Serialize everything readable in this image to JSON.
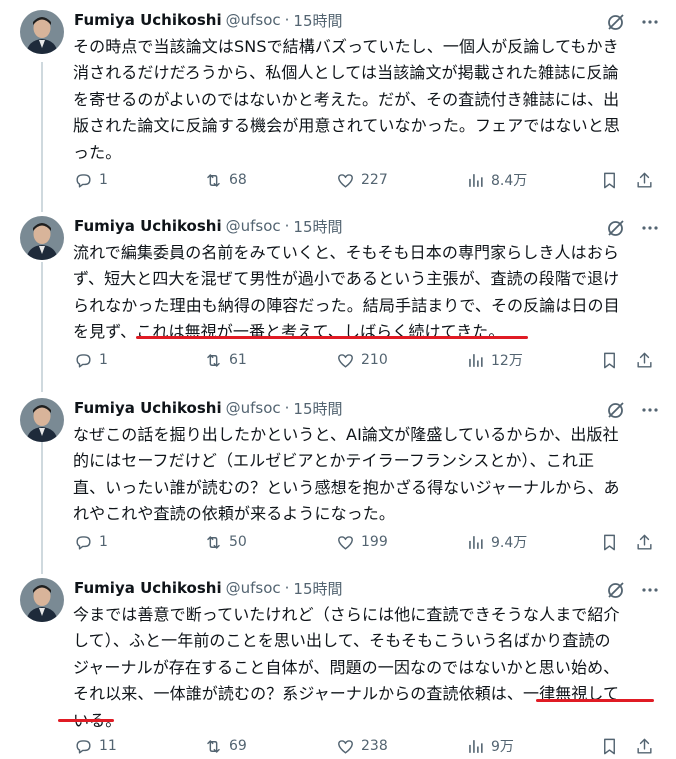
{
  "tweets": [
    {
      "name": "Fumiya Uchikoshi",
      "handle": "@ufsoc",
      "time": "15時間",
      "lines": [
        "その時点で当該論文はSNSで結構バズっていたし、一個人が反論してもかき",
        "消されるだけだろうから、私個人としては当該論文が掲載された雑誌に反論",
        "を寄せるのがよいのではないかと考えた。だが、その査読付き雑誌には、出",
        "版された論文に反論する機会が用意されていなかった。フェアではないと思",
        "った。"
      ],
      "replies": "1",
      "retweets": "68",
      "likes": "227",
      "views": "8.4万"
    },
    {
      "name": "Fumiya Uchikoshi",
      "handle": "@ufsoc",
      "time": "15時間",
      "lines": [
        "流れで編集委員の名前をみていくと、そもそも日本の専門家らしき人はおら",
        "ず、短大と四大を混ぜて男性が過小であるという主張が、査読の段階で退け",
        "られなかった理由も納得の陣容だった。結局手詰まりで、その反論は日の目",
        "を見ず、これは無視が一番と考えて、しばらく続けてきた。"
      ],
      "replies": "1",
      "retweets": "61",
      "likes": "210",
      "views": "12万"
    },
    {
      "name": "Fumiya Uchikoshi",
      "handle": "@ufsoc",
      "time": "15時間",
      "lines": [
        "なぜこの話を掘り出したかというと、AI論文が隆盛しているからか、出版社",
        "的にはセーフだけど（エルゼビアとかテイラーフランシスとか）、これ正",
        "直、いったい誰が読むの？という感想を抱かざる得ないジャーナルから、あ",
        "れやこれや査読の依頼が来るようになった。"
      ],
      "replies": "1",
      "retweets": "50",
      "likes": "199",
      "views": "9.4万"
    },
    {
      "name": "Fumiya Uchikoshi",
      "handle": "@ufsoc",
      "time": "15時間",
      "lines": [
        "今までは善意で断っていたけれど（さらには他に査読できそうな人まで紹介",
        "して）、ふと一年前のことを思い出して、そもそもこういう名ばかり査読の",
        "ジャーナルが存在すること自体が、問題の一因なのではないかと思い始め、",
        "それ以来、一体誰が読むの？系ジャーナルからの査読依頼は、一律無視して",
        "いる。"
      ],
      "replies": "11",
      "retweets": "69",
      "likes": "238",
      "views": "9万"
    }
  ],
  "icons": {
    "grok": "grok-slash-icon",
    "more": "more-dots-icon",
    "reply": "reply-bubble-icon",
    "retweet": "retweet-icon",
    "like": "heart-icon",
    "views": "views-bar-chart-icon",
    "bookmark": "bookmark-icon",
    "share": "share-icon"
  },
  "colors": {
    "text": "#0f1419",
    "muted": "#536471",
    "thread": "#cfd9de",
    "highlight": "#e01b24"
  }
}
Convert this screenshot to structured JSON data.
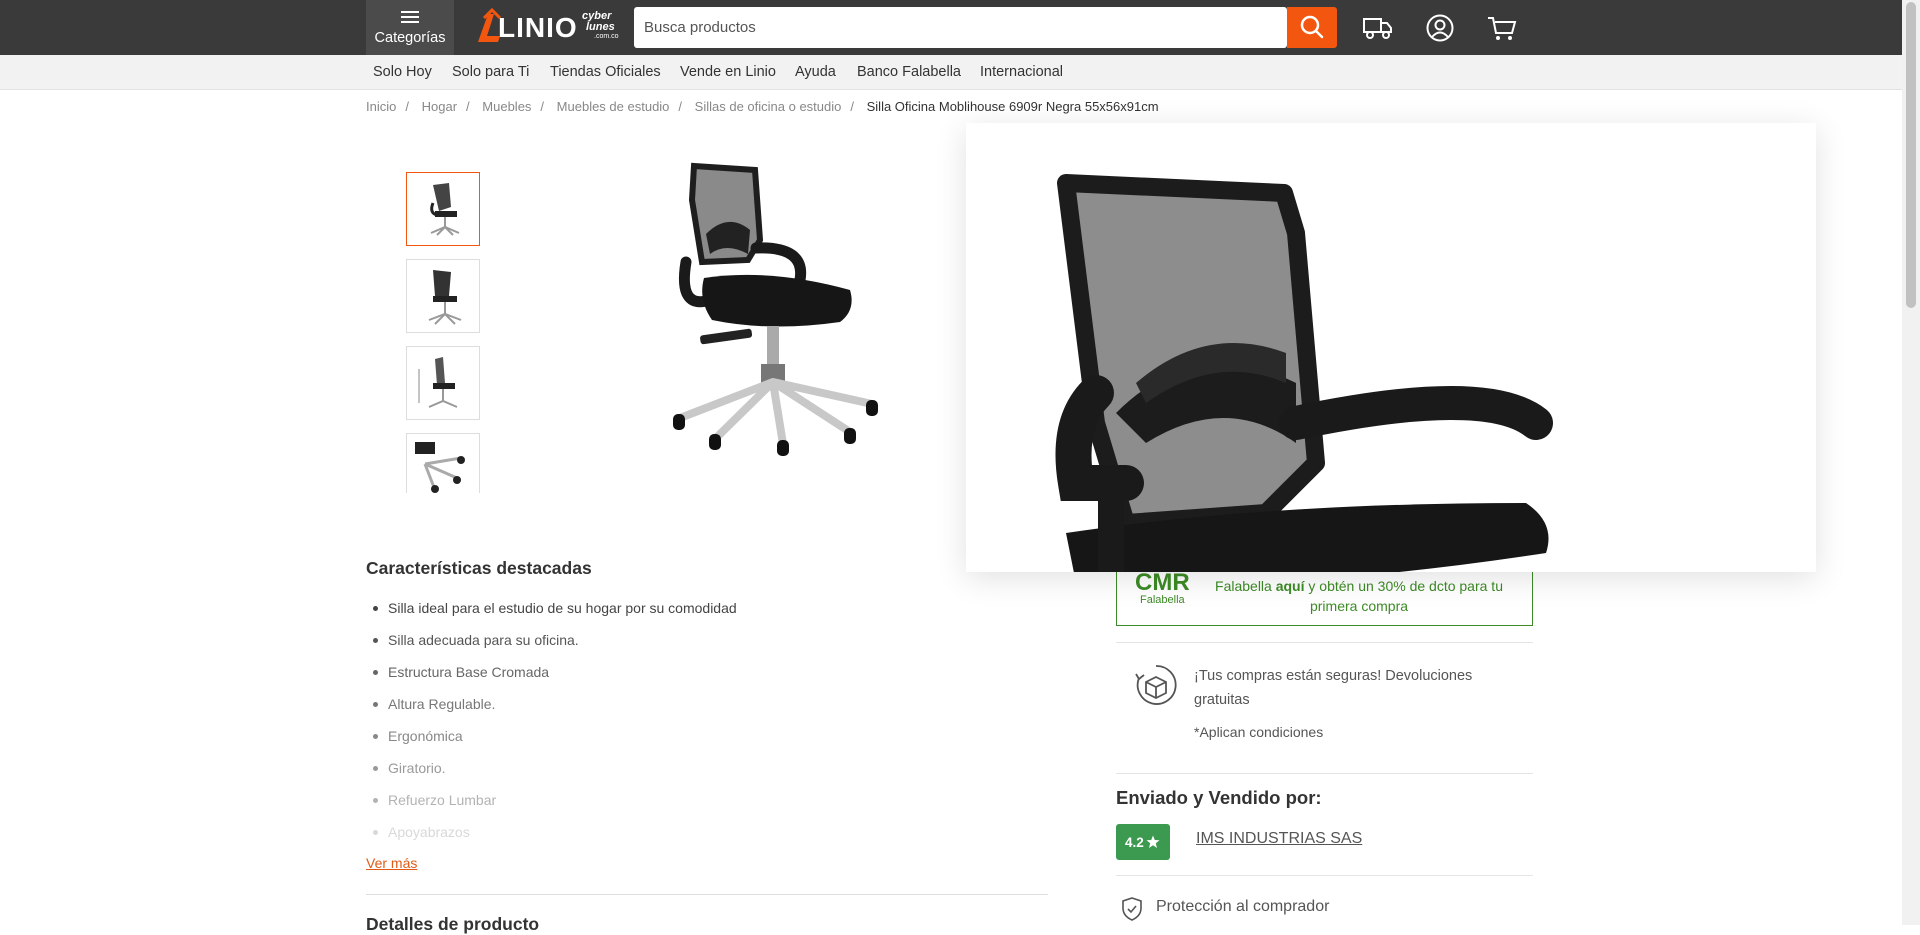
{
  "header": {
    "categories_label": "Categorías",
    "logo_text": "LINIO",
    "cyber_line1": "cyber",
    "cyber_line2": "lunes",
    "cyber_line3": ".com.co",
    "search_placeholder": "Busca productos",
    "icons": [
      "search-icon",
      "truck-icon",
      "user-icon",
      "cart-icon"
    ],
    "accent_color": "#f3570f"
  },
  "subnav": {
    "items": [
      "Solo Hoy",
      "Solo para Ti",
      "Tiendas Oficiales",
      "Vende en Linio",
      "Ayuda",
      "Banco Falabella",
      "Internacional"
    ]
  },
  "breadcrumb": {
    "items": [
      "Inicio",
      "Hogar",
      "Muebles",
      "Muebles de estudio",
      "Sillas de oficina o estudio"
    ],
    "current": "Silla Oficina Moblihouse 6909r Negra 55x56x91cm"
  },
  "features": {
    "title": "Características destacadas",
    "items": [
      "Silla ideal para el estudio de su hogar por su comodidad",
      "Silla adecuada para su oficina.",
      "Estructura Base Cromada",
      "Altura Regulable.",
      "Ergonómica",
      "Giratorio.",
      "Refuerzo Lumbar",
      "Apoyabrazos"
    ],
    "more_label": "Ver más",
    "details_title": "Detalles de producto"
  },
  "cmr": {
    "logo_main": "CMR",
    "logo_sub": "Falabella",
    "text_prefix": "Falabella ",
    "text_bold": "aquí",
    "text_suffix": " y obtén un 30% de dcto para tu primera compra",
    "color": "#3d8b26"
  },
  "secure": {
    "text": "¡Tus compras están seguras! Devoluciones gratuitas",
    "conditions": "*Aplican condiciones"
  },
  "seller": {
    "title": "Enviado y Vendido por:",
    "rating": "4.2",
    "name": "IMS INDUSTRIAS SAS",
    "protection": "Protección al comprador"
  }
}
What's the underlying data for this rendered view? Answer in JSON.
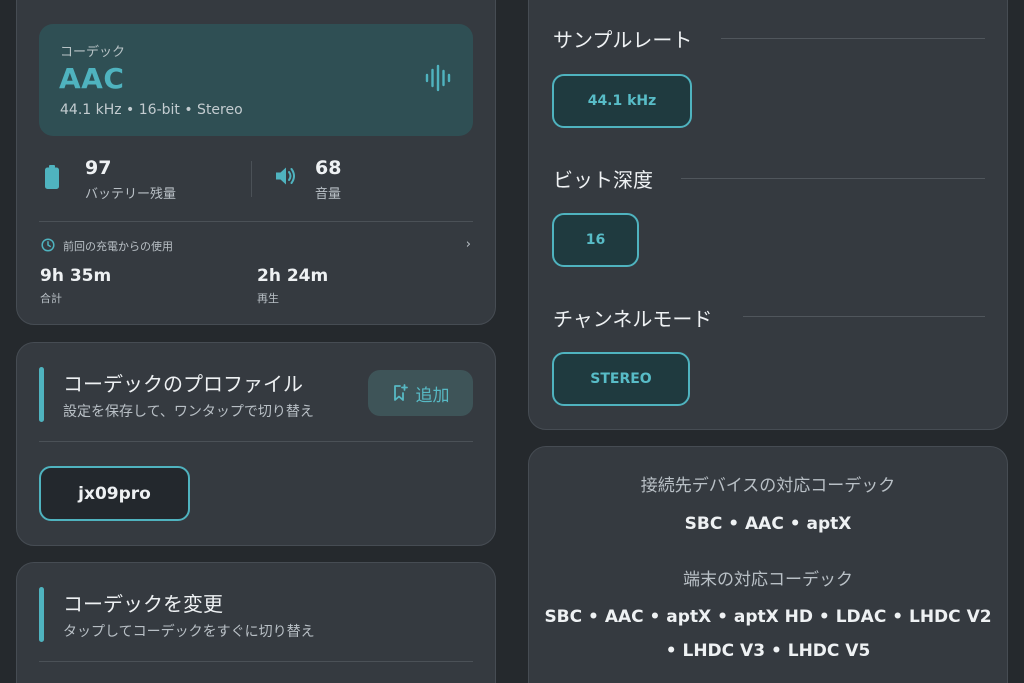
{
  "status": {
    "codec_caption": "コーデック",
    "codec_name": "AAC",
    "codec_details": "44.1 kHz • 16-bit • Stereo",
    "battery_value": "97",
    "battery_label": "バッテリー残量",
    "volume_value": "68",
    "volume_label": "音量",
    "usage_header": "前回の充電からの使用",
    "total_time": "9h 35m",
    "total_label": "合計",
    "playback_time": "2h 24m",
    "playback_label": "再生"
  },
  "profiles": {
    "title": "コーデックのプロファイル",
    "subtitle": "設定を保存して、ワンタップで切り替え",
    "add_label": "追加",
    "items": [
      "jx09pro"
    ]
  },
  "change_codec": {
    "title": "コーデックを変更",
    "subtitle": "タップしてコーデックをすぐに切り替え"
  },
  "settings": {
    "sample_rate_title": "サンプルレート",
    "sample_rate_value": "44.1 kHz",
    "bit_depth_title": "ビット深度",
    "bit_depth_value": "16",
    "channel_mode_title": "チャンネルモード",
    "channel_mode_value": "STEREO"
  },
  "support": {
    "connected_title": "接続先デバイスの対応コーデック",
    "connected_codecs": "SBC • AAC • aptX",
    "device_title": "端末の対応コーデック",
    "device_codecs": "SBC • AAC • aptX • aptX HD • LDAC • LHDC V2 • LHDC V3 • LHDC V5"
  },
  "colors": {
    "accent": "#4fb3bf",
    "card": "#353a40",
    "background": "#25292d"
  }
}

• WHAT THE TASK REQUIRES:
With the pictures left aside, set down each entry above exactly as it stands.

• EXPECTED ANSWER:
Serialize everything readable in this image to JSON.
{
  "tweets": [
    {
      "name": "Fumiya Uchikoshi",
      "handle": "@ufsoc",
      "time": "15時間",
      "lines": [
        "その時点で当該論文はSNSで結構バズっていたし、一個人が反論してもかき",
        "消されるだけだろうから、私個人としては当該論文が掲載された雑誌に反論",
        "を寄せるのがよいのではないかと考えた。だが、その査読付き雑誌には、出",
        "版された論文に反論する機会が用意されていなかった。フェアではないと思",
        "った。"
      ],
      "replies": "1",
      "retweets": "68",
      "likes": "227",
      "views": "8.4万"
    },
    {
      "name": "Fumiya Uchikoshi",
      "handle": "@ufsoc",
      "time": "15時間",
      "lines": [
        "流れで編集委員の名前をみていくと、そもそも日本の専門家らしき人はおら",
        "ず、短大と四大を混ぜて男性が過小であるという主張が、査読の段階で退け",
        "られなかった理由も納得の陣容だった。結局手詰まりで、その反論は日の目",
        "を見ず、これは無視が一番と考えて、しばらく続けてきた。"
      ],
      "replies": "1",
      "retweets": "61",
      "likes": "210",
      "views": "12万"
    },
    {
      "name": "Fumiya Uchikoshi",
      "handle": "@ufsoc",
      "time": "15時間",
      "lines": [
        "なぜこの話を掘り出したかというと、AI論文が隆盛しているからか、出版社",
        "的にはセーフだけど（エルゼビアとかテイラーフランシスとか）、これ正",
        "直、いったい誰が読むの？という感想を抱かざる得ないジャーナルから、あ",
        "れやこれや査読の依頼が来るようになった。"
      ],
      "replies": "1",
      "retweets": "50",
      "likes": "199",
      "views": "9.4万"
    },
    {
      "name": "Fumiya Uchikoshi",
      "handle": "@ufsoc",
      "time": "15時間",
      "lines": [
        "今までは善意で断っていたけれど（さらには他に査読できそうな人まで紹介",
        "して）、ふと一年前のことを思い出して、そもそもこういう名ばかり査読の",
        "ジャーナルが存在すること自体が、問題の一因なのではないかと思い始め、",
        "それ以来、一体誰が読むの？系ジャーナルからの査読依頼は、一律無視して",
        "いる。"
      ],
      "replies": "11",
      "retweets": "69",
      "likes": "238",
      "views": "9万"
    }
  ],
  "icons": {
    "grok": "grok-slash-icon",
    "more": "more-dots-icon",
    "reply": "reply-bubble-icon",
    "retweet": "retweet-icon",
    "like": "heart-icon",
    "views": "views-bar-chart-icon",
    "bookmark": "bookmark-icon",
    "share": "share-icon"
  },
  "colors": {
    "text": "#0f1419",
    "muted": "#536471",
    "thread": "#cfd9de",
    "highlight": "#e01b24"
  }
}
Convert this screenshot to structured JSON data.
{
  "header": {
    "categories_label": "Categorías",
    "logo_text": "LINIO",
    "cyber_line1": "cyber",
    "cyber_line2": "lunes",
    "cyber_line3": ".com.co",
    "search_placeholder": "Busca productos",
    "icons": [
      "search-icon",
      "truck-icon",
      "user-icon",
      "cart-icon"
    ],
    "accent_color": "#f3570f"
  },
  "subnav": {
    "items": [
      "Solo Hoy",
      "Solo para Ti",
      "Tiendas Oficiales",
      "Vende en Linio",
      "Ayuda",
      "Banco Falabella",
      "Internacional"
    ]
  },
  "breadcrumb": {
    "items": [
      "Inicio",
      "Hogar",
      "Muebles",
      "Muebles de estudio",
      "Sillas de oficina o estudio"
    ],
    "current": "Silla Oficina Moblihouse 6909r Negra 55x56x91cm"
  },
  "features": {
    "title": "Características destacadas",
    "items": [
      "Silla ideal para el estudio de su hogar por su comodidad",
      "Silla adecuada para su oficina.",
      "Estructura Base Cromada",
      "Altura Regulable.",
      "Ergonómica",
      "Giratorio.",
      "Refuerzo Lumbar",
      "Apoyabrazos"
    ],
    "more_label": "Ver más",
    "details_title": "Detalles de producto"
  },
  "cmr": {
    "logo_main": "CMR",
    "logo_sub": "Falabella",
    "text_prefix": "Falabella ",
    "text_bold": "aquí",
    "text_suffix": " y obtén un 30% de dcto para tu primera compra",
    "color": "#3d8b26"
  },
  "secure": {
    "text": "¡Tus compras están seguras! Devoluciones gratuitas",
    "conditions": "*Aplican condiciones"
  },
  "seller": {
    "title": "Enviado y Vendido por:",
    "rating": "4.2",
    "name": "IMS INDUSTRIAS SAS",
    "protection": "Protección al comprador"
  }
}
What's the underlying data for this rendered view? Answer in JSON.
{
  "status": {
    "codec_caption": "コーデック",
    "codec_name": "AAC",
    "codec_details": "44.1 kHz • 16-bit • Stereo",
    "battery_value": "97",
    "battery_label": "バッテリー残量",
    "volume_value": "68",
    "volume_label": "音量",
    "usage_header": "前回の充電からの使用",
    "total_time": "9h 35m",
    "total_label": "合計",
    "playback_time": "2h 24m",
    "playback_label": "再生"
  },
  "profiles": {
    "title": "コーデックのプロファイル",
    "subtitle": "設定を保存して、ワンタップで切り替え",
    "add_label": "追加",
    "items": [
      "jx09pro"
    ]
  },
  "change_codec": {
    "title": "コーデックを変更",
    "subtitle": "タップしてコーデックをすぐに切り替え"
  },
  "settings": {
    "sample_rate_title": "サンプルレート",
    "sample_rate_value": "44.1 kHz",
    "bit_depth_title": "ビット深度",
    "bit_depth_value": "16",
    "channel_mode_title": "チャンネルモード",
    "channel_mode_value": "STEREO"
  },
  "support": {
    "connected_title": "接続先デバイスの対応コーデック",
    "connected_codecs": "SBC • AAC • aptX",
    "device_title": "端末の対応コーデック",
    "device_codecs": "SBC • AAC • aptX • aptX HD • LDAC • LHDC V2 • LHDC V3 • LHDC V5"
  },
  "colors": {
    "accent": "#4fb3bf",
    "card": "#353a40",
    "background": "#25292d"
  }
}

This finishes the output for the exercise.